The game: L.A. Noire

Serving as the main piano/trumpet melody from Joey Bada$$’ debut mixtape, 1999, Chuck Strangers pulled from Andrew Hale’s “Main Theme” from Rockstar Games’ L.A. Noire which allowed players the ability to step into 1947 Los Angeles and the shoes of Detective Cole Phelps.

Statik Selektah feat. Big Shug, “Punch Out”

The system: Nintendo
The game: Mike Tyson’s Punch-Out!!

Similar in nature to the theme for Super Mario Bros., the first chords and catchy tune refrain from the music from Mike Tyson’s Punch-Out!! is as recognizable as any piece of video game ever created.

In borrowing not only the title of the song, but also the main melody from composers Yukio Kaneoka, Akito Nakatsuka and Kenji Yamamoto, producer Statik Selektah leaves the novelty and nostalgia of the sample almost completely intact.

Lil’ Flip, “Game Over”

The system: Arcade
The game: Ms. Pac-Man

Lil’ Flip’s Nick Fury-produced breakout single, “Game Over,”turned to video game royalty and specifically Naoki Higashio’s “Ms. Pac-Man Theme” to level up all the way to number 15 on the Billboard charts.

Despite being hit with a lawsuit from Namco as a result of the usage in 2004, the song ultimately proved to be the biggest hit of Flip’s career.

Young Jeezy feat.
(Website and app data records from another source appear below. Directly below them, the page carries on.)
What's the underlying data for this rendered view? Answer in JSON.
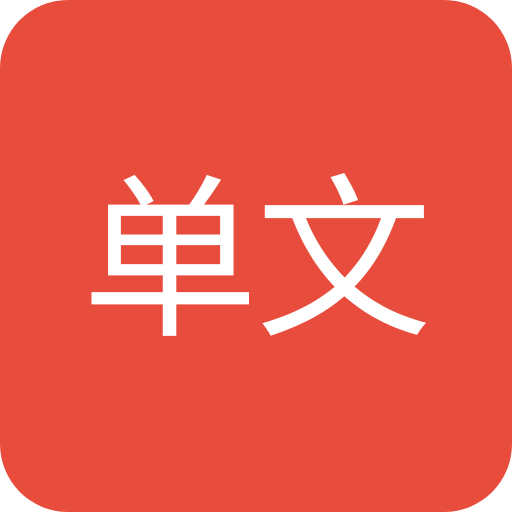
{
  "app_icon": {
    "label": "单文",
    "background_color": "#e74c3c",
    "text_color": "#ffffff"
  }
}
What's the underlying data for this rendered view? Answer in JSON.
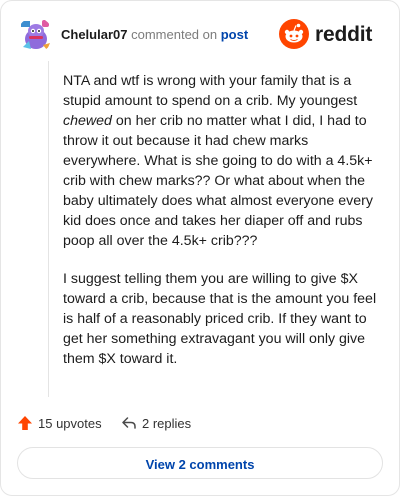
{
  "comment": {
    "author": "Chelular07",
    "action_text": "commented on",
    "post_link": "post",
    "brand": "reddit",
    "paragraph_1a": "NTA and wtf is wrong with your family that is a stupid amount to spend on a crib. My youngest ",
    "paragraph_1_em": "chewed",
    "paragraph_1b": " on her crib no matter what I did, I had to throw it out because it had chew marks everywhere. What is she going to do with a 4.5k+ crib with chew marks?? Or what about when the baby ultimately does what almost everyone every kid does once and takes her diaper off and rubs poop all over the 4.5k+ crib???",
    "paragraph_2": "I suggest telling them you are willing to give $X toward a crib, because that is the amount you feel is half of a reasonably priced crib. If they want to get her something extravagant you will only give them $X toward it."
  },
  "actions": {
    "upvotes": "15 upvotes",
    "replies": "2 replies",
    "view_comments": "View 2 comments"
  },
  "colors": {
    "upvote": "#ff4500",
    "link": "#0045ac",
    "brand": "#ff4500"
  },
  "icons": [
    "avatar",
    "reddit-logo-icon",
    "upvote-arrow-icon",
    "reply-icon"
  ]
}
Akon, “Soul Survivor”

The system: Nintendo 64
The game: GoldenEye 007

Peaking at number 1 on both the Billboard Hot R&B/Hip-Hop Songs and Rap Songs category, “Soul Survivor” from Young Jeezy from his third studio album, Let’s Get It: Thug Motivation 101, actually used a xylophone riff from the “Bunker Music” from legendary Nintendo 64 shooter, GoldenEye 007, to create the massive hit.

While it is certainly one of the lesser known usages of video game music in rap, it is undoubtedly one of the biggest success stories as well.

Del The Funky Homosapien & Khaos Unique, “Protoculture”

The system: Sega Dreamcast, PlayStation, PlayStation 2
The game: Darkstalkers

Unlike the aforementioned Nintendo 64 classic, GoldenEye 007 – which had the luxury of having connections to the James Bond franchise to up the awareness for the general public – Del the Funky Homosapien’s usage of Darkstalkers is more akin to a person utilizing a dusty classic.

Dubbed “obscure and beloved” by IGN‘s Richard George, the sample itself comes from “Morrigan’s Win Theme” by Takayuki Iwai.

Dom Kennedy, “Locals Only”

The system: Super Nintendo
The game: Chrono Trigger

Los Angeles emcee Dom Kennedy is perpetually on the cusp of breaking out from the West Coast underground and becoming a household name. In addition to a smooth delivery, Kennedy also has the knack for picking out production that suits his storyteller’s vibe.

While one doesn’t normally think of “smooth piano” samples as it relates to old video game titles, Yasunori Mitsuda’s “Secret of the Forest” from 1995’s Chrono Trigger proved to be the rare exception.

What To Read Next